WHAT IS REQUIRED: Check which lines of the entries that follow hold "name", then give the number of those lines and nothing more.
(Beginning of ENTRIES PROVIDED)
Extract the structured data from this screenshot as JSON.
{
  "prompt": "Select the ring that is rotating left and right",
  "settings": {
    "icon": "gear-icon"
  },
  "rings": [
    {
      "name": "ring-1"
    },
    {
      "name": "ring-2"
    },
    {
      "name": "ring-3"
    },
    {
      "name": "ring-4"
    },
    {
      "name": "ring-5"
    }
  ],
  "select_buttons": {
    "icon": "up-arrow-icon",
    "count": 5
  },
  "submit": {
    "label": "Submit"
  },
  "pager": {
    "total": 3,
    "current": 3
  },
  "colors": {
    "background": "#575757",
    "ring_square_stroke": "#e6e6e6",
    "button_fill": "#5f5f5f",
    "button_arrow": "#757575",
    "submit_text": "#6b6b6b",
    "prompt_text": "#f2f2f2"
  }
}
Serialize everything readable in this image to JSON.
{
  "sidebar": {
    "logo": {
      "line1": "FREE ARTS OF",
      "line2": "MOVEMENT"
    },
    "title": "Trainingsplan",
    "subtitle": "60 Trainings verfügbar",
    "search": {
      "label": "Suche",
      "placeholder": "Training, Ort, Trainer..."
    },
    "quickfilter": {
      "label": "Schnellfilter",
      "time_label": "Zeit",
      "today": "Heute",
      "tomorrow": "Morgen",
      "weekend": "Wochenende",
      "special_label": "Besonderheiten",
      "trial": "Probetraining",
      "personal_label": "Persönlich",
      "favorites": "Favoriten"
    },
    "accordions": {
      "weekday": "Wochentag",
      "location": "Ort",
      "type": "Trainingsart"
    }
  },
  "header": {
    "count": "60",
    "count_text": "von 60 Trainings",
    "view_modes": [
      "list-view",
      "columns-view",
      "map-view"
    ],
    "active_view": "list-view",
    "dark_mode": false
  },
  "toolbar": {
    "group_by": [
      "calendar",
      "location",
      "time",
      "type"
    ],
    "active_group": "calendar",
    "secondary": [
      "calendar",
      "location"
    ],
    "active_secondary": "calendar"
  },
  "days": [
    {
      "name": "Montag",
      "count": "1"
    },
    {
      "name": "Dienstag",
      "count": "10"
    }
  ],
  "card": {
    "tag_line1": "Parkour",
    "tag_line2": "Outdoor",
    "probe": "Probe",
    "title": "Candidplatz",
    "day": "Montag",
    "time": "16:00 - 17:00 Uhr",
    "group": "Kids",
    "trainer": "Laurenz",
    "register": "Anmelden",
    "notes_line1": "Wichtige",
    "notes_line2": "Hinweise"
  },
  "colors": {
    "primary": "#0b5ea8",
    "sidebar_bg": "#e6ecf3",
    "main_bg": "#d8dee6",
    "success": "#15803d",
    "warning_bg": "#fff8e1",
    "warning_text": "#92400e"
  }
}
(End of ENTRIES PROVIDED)
RESPONSE TO THIS TASK: 7